ABOUT THIS TASK. Pictures aside, each record should be reproduced exactly.

Dataset rows describing interfaces.
++++
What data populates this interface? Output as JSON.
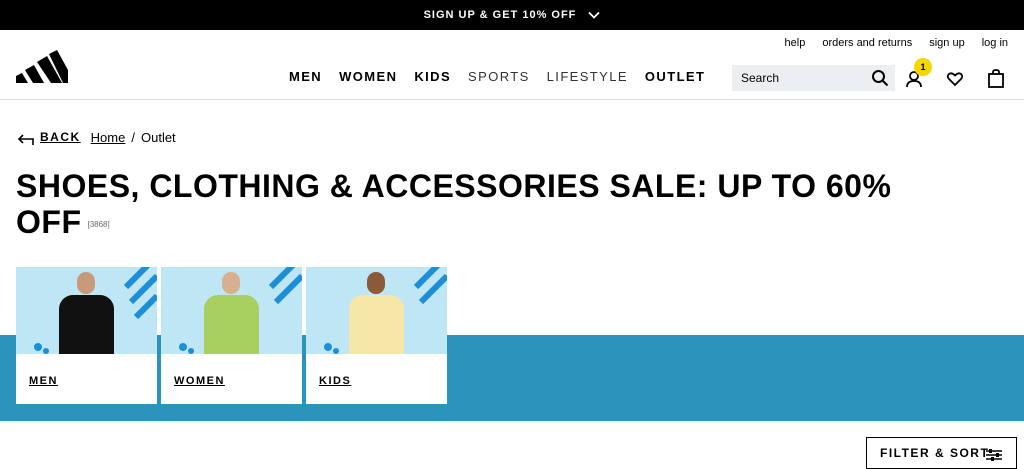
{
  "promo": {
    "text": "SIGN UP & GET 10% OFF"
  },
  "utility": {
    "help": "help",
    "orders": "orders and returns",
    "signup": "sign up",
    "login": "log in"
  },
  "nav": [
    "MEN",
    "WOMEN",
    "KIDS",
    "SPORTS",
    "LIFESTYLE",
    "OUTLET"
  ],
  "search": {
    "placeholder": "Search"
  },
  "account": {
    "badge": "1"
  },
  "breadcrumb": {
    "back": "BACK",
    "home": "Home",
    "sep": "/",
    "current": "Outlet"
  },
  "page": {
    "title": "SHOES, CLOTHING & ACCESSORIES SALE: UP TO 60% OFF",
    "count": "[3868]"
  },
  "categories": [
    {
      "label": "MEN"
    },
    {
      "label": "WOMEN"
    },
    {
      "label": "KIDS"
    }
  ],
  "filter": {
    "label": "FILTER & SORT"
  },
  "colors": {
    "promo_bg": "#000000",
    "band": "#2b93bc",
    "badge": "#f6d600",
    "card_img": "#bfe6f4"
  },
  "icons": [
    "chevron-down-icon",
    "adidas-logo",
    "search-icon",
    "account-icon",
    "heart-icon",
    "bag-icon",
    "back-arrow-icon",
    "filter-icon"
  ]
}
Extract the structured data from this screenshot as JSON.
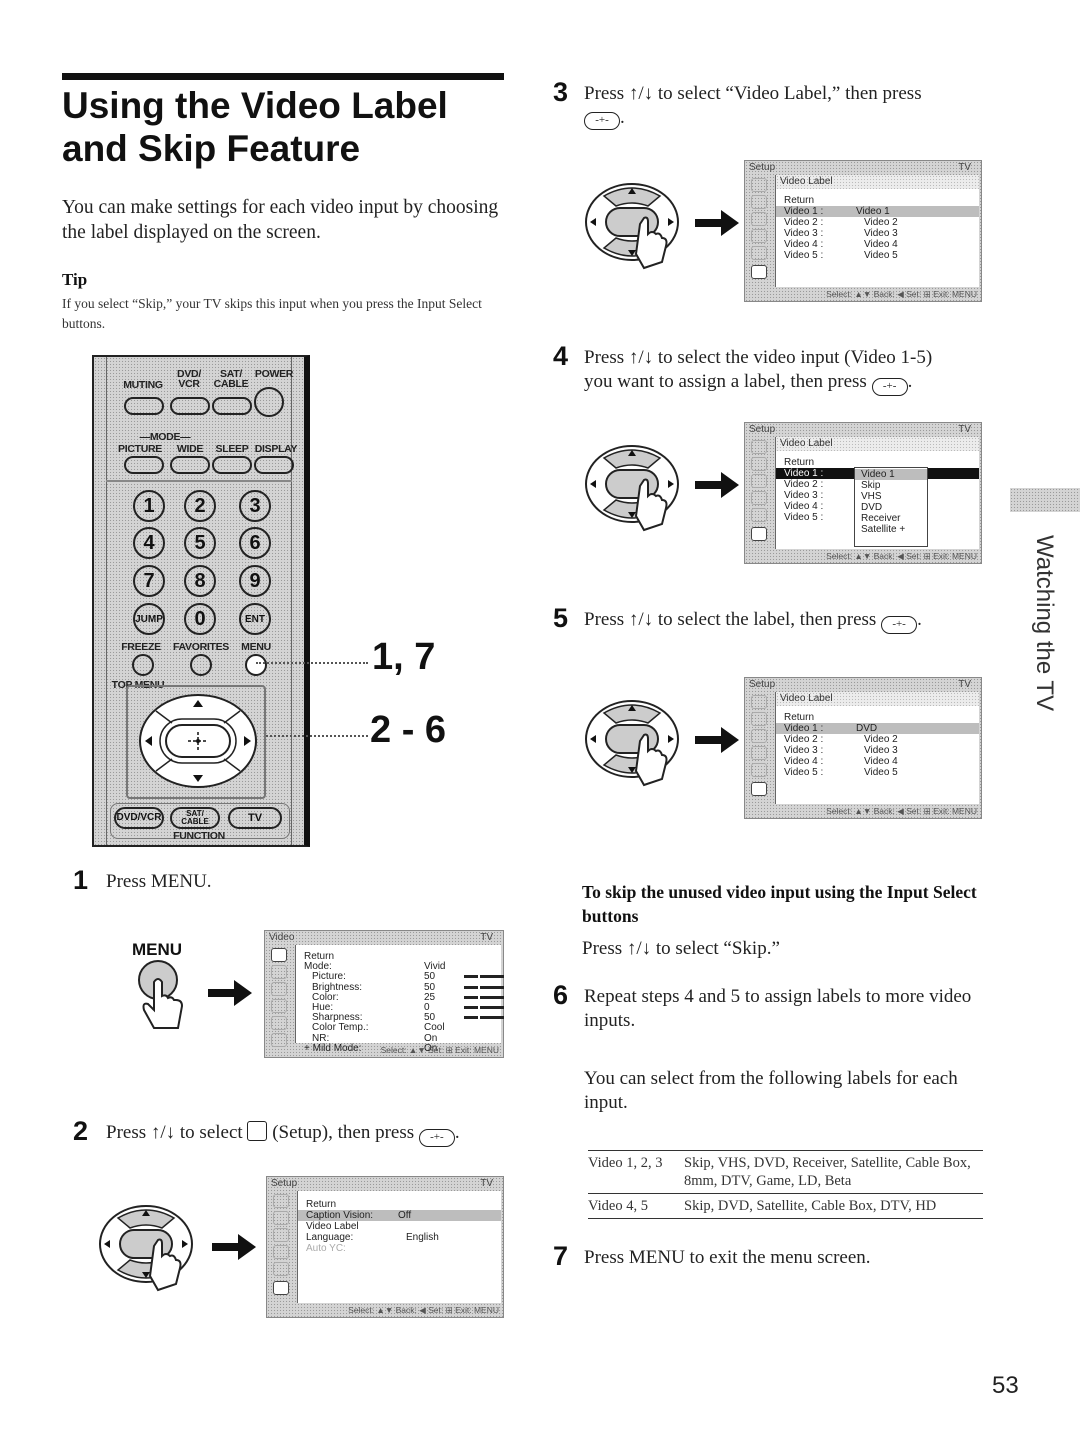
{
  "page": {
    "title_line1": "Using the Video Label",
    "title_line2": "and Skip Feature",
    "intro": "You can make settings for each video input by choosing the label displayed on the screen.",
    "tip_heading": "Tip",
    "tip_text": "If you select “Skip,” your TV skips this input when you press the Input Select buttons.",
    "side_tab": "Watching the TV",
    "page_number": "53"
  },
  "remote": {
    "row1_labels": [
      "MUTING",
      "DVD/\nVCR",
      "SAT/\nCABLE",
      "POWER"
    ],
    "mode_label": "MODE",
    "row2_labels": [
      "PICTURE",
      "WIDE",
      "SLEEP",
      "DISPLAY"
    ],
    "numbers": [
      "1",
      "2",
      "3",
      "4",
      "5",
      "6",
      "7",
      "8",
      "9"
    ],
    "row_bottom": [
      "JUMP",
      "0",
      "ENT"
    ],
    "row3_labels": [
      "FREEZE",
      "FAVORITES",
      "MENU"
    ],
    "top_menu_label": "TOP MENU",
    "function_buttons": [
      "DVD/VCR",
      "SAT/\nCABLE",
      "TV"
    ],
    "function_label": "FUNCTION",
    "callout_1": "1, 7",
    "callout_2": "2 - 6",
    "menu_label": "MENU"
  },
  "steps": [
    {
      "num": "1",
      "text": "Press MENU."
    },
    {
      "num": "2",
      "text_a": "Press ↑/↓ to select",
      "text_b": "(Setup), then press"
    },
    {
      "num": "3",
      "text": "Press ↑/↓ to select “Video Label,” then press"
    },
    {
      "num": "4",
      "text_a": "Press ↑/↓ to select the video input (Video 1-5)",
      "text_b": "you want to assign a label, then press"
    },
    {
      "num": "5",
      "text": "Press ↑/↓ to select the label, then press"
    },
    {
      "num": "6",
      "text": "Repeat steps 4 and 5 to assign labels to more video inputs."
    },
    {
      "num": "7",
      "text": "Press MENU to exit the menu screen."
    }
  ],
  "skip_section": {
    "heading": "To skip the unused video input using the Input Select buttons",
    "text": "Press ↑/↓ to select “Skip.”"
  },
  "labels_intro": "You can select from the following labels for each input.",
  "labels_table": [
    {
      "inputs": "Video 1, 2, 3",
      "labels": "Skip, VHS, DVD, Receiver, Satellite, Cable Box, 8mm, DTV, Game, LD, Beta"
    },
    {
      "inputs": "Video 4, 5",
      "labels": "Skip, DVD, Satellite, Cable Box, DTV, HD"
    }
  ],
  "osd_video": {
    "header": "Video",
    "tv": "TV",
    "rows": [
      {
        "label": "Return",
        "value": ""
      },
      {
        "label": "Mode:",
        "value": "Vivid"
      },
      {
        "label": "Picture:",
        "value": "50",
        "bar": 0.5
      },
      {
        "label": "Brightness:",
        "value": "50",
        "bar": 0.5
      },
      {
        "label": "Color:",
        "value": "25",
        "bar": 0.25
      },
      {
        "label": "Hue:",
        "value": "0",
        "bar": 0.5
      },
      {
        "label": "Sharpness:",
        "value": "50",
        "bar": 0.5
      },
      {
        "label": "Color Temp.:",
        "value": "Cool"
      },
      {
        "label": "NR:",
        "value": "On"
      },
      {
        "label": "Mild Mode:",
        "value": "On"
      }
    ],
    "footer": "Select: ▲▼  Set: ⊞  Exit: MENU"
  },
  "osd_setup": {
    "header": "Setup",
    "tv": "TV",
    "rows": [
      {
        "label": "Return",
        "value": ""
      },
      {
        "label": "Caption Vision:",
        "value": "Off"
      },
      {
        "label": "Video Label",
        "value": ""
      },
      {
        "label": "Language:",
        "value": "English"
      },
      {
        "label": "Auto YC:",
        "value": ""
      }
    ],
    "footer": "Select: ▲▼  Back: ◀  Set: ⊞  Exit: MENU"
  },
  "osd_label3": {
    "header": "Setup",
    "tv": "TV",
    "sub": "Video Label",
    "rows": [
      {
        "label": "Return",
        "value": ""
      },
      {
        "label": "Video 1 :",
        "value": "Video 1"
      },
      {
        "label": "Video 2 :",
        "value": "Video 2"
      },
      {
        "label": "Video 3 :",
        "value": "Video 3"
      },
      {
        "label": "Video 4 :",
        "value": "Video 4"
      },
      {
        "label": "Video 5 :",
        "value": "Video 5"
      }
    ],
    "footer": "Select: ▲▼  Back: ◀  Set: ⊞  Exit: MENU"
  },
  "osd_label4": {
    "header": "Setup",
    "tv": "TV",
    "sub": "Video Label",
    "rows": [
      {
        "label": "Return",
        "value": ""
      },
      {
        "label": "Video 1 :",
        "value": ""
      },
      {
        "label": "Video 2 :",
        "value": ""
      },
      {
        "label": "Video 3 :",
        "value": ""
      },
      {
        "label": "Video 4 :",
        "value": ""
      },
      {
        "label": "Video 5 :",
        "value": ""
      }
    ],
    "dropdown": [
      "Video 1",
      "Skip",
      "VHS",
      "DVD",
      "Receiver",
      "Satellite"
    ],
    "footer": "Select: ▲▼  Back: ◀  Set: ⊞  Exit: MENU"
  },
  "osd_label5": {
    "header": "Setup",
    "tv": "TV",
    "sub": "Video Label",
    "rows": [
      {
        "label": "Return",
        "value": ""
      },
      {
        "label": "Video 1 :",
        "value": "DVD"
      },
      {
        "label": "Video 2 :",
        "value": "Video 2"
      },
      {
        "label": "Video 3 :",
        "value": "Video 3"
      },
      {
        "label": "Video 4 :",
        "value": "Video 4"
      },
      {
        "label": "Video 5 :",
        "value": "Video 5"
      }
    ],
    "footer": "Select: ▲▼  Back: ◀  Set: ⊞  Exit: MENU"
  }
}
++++
RESPONSE BELOW.
What data populates this interface? Output as JSON.
{
  "promo": {
    "text": "SIGN UP & GET 10% OFF"
  },
  "utility": {
    "help": "help",
    "orders": "orders and returns",
    "signup": "sign up",
    "login": "log in"
  },
  "nav": [
    "MEN",
    "WOMEN",
    "KIDS",
    "SPORTS",
    "LIFESTYLE",
    "OUTLET"
  ],
  "search": {
    "placeholder": "Search"
  },
  "account": {
    "badge": "1"
  },
  "breadcrumb": {
    "back": "BACK",
    "home": "Home",
    "sep": "/",
    "current": "Outlet"
  },
  "page": {
    "title": "SHOES, CLOTHING & ACCESSORIES SALE: UP TO 60% OFF",
    "count": "[3868]"
  },
  "categories": [
    {
      "label": "MEN"
    },
    {
      "label": "WOMEN"
    },
    {
      "label": "KIDS"
    }
  ],
  "filter": {
    "label": "FILTER & SORT"
  },
  "colors": {
    "promo_bg": "#000000",
    "band": "#2b93bc",
    "badge": "#f6d600",
    "card_img": "#bfe6f4"
  },
  "icons": [
    "chevron-down-icon",
    "adidas-logo",
    "search-icon",
    "account-icon",
    "heart-icon",
    "bag-icon",
    "back-arrow-icon",
    "filter-icon"
  ]
}
Extract the structured data from this screenshot as JSON.
{
  "page": {
    "title_line1": "Using the Video Label",
    "title_line2": "and Skip Feature",
    "intro": "You can make settings for each video input by choosing the label displayed on the screen.",
    "tip_heading": "Tip",
    "tip_text": "If you select “Skip,” your TV skips this input when you press the Input Select buttons.",
    "side_tab": "Watching the TV",
    "page_number": "53"
  },
  "remote": {
    "row1_labels": [
      "MUTING",
      "DVD/\nVCR",
      "SAT/\nCABLE",
      "POWER"
    ],
    "mode_label": "MODE",
    "row2_labels": [
      "PICTURE",
      "WIDE",
      "SLEEP",
      "DISPLAY"
    ],
    "numbers": [
      "1",
      "2",
      "3",
      "4",
      "5",
      "6",
      "7",
      "8",
      "9"
    ],
    "row_bottom": [
      "JUMP",
      "0",
      "ENT"
    ],
    "row3_labels": [
      "FREEZE",
      "FAVORITES",
      "MENU"
    ],
    "top_menu_label": "TOP MENU",
    "function_buttons": [
      "DVD/VCR",
      "SAT/\nCABLE",
      "TV"
    ],
    "function_label": "FUNCTION",
    "callout_1": "1, 7",
    "callout_2": "2 - 6",
    "menu_label": "MENU"
  },
  "steps": [
    {
      "num": "1",
      "text": "Press MENU."
    },
    {
      "num": "2",
      "text_a": "Press ↑/↓ to select",
      "text_b": "(Setup), then press"
    },
    {
      "num": "3",
      "text": "Press ↑/↓ to select “Video Label,” then press"
    },
    {
      "num": "4",
      "text_a": "Press ↑/↓ to select the video input (Video 1-5)",
      "text_b": "you want to assign a label, then press"
    },
    {
      "num": "5",
      "text": "Press ↑/↓ to select the label, then press"
    },
    {
      "num": "6",
      "text": "Repeat steps 4 and 5 to assign labels to more video inputs."
    },
    {
      "num": "7",
      "text": "Press MENU to exit the menu screen."
    }
  ],
  "skip_section": {
    "heading": "To skip the unused video input using the Input Select buttons",
    "text": "Press ↑/↓ to select “Skip.”"
  },
  "labels_intro": "You can select from the following labels for each input.",
  "labels_table": [
    {
      "inputs": "Video 1, 2, 3",
      "labels": "Skip, VHS, DVD, Receiver, Satellite, Cable Box, 8mm, DTV, Game, LD, Beta"
    },
    {
      "inputs": "Video 4, 5",
      "labels": "Skip, DVD, Satellite, Cable Box, DTV, HD"
    }
  ],
  "osd_video": {
    "header": "Video",
    "tv": "TV",
    "rows": [
      {
        "label": "Return",
        "value": ""
      },
      {
        "label": "Mode:",
        "value": "Vivid"
      },
      {
        "label": "Picture:",
        "value": "50",
        "bar": 0.5
      },
      {
        "label": "Brightness:",
        "value": "50",
        "bar": 0.5
      },
      {
        "label": "Color:",
        "value": "25",
        "bar": 0.25
      },
      {
        "label": "Hue:",
        "value": "0",
        "bar": 0.5
      },
      {
        "label": "Sharpness:",
        "value": "50",
        "bar": 0.5
      },
      {
        "label": "Color Temp.:",
        "value": "Cool"
      },
      {
        "label": "NR:",
        "value": "On"
      },
      {
        "label": "Mild Mode:",
        "value": "On"
      }
    ],
    "footer": "Select: ▲▼  Set: ⊞  Exit: MENU"
  },
  "osd_setup": {
    "header": "Setup",
    "tv": "TV",
    "rows": [
      {
        "label": "Return",
        "value": ""
      },
      {
        "label": "Caption Vision:",
        "value": "Off"
      },
      {
        "label": "Video Label",
        "value": ""
      },
      {
        "label": "Language:",
        "value": "English"
      },
      {
        "label": "Auto YC:",
        "value": ""
      }
    ],
    "footer": "Select: ▲▼  Back: ◀  Set: ⊞  Exit: MENU"
  },
  "osd_label3": {
    "header": "Setup",
    "tv": "TV",
    "sub": "Video Label",
    "rows": [
      {
        "label": "Return",
        "value": ""
      },
      {
        "label": "Video 1 :",
        "value": "Video 1"
      },
      {
        "label": "Video 2 :",
        "value": "Video 2"
      },
      {
        "label": "Video 3 :",
        "value": "Video 3"
      },
      {
        "label": "Video 4 :",
        "value": "Video 4"
      },
      {
        "label": "Video 5 :",
        "value": "Video 5"
      }
    ],
    "footer": "Select: ▲▼  Back: ◀  Set: ⊞  Exit: MENU"
  },
  "osd_label4": {
    "header": "Setup",
    "tv": "TV",
    "sub": "Video Label",
    "rows": [
      {
        "label": "Return",
        "value": ""
      },
      {
        "label": "Video 1 :",
        "value": ""
      },
      {
        "label": "Video 2 :",
        "value": ""
      },
      {
        "label": "Video 3 :",
        "value": ""
      },
      {
        "label": "Video 4 :",
        "value": ""
      },
      {
        "label": "Video 5 :",
        "value": ""
      }
    ],
    "dropdown": [
      "Video 1",
      "Skip",
      "VHS",
      "DVD",
      "Receiver",
      "Satellite"
    ],
    "footer": "Select: ▲▼  Back: ◀  Set: ⊞  Exit: MENU"
  },
  "osd_label5": {
    "header": "Setup",
    "tv": "TV",
    "sub": "Video Label",
    "rows": [
      {
        "label": "Return",
        "value": ""
      },
      {
        "label": "Video 1 :",
        "value": "DVD"
      },
      {
        "label": "Video 2 :",
        "value": "Video 2"
      },
      {
        "label": "Video 3 :",
        "value": "Video 3"
      },
      {
        "label": "Video 4 :",
        "value": "Video 4"
      },
      {
        "label": "Video 5 :",
        "value": "Video 5"
      }
    ],
    "footer": "Select: ▲▼  Back: ◀  Set: ⊞  Exit: MENU"
  }
}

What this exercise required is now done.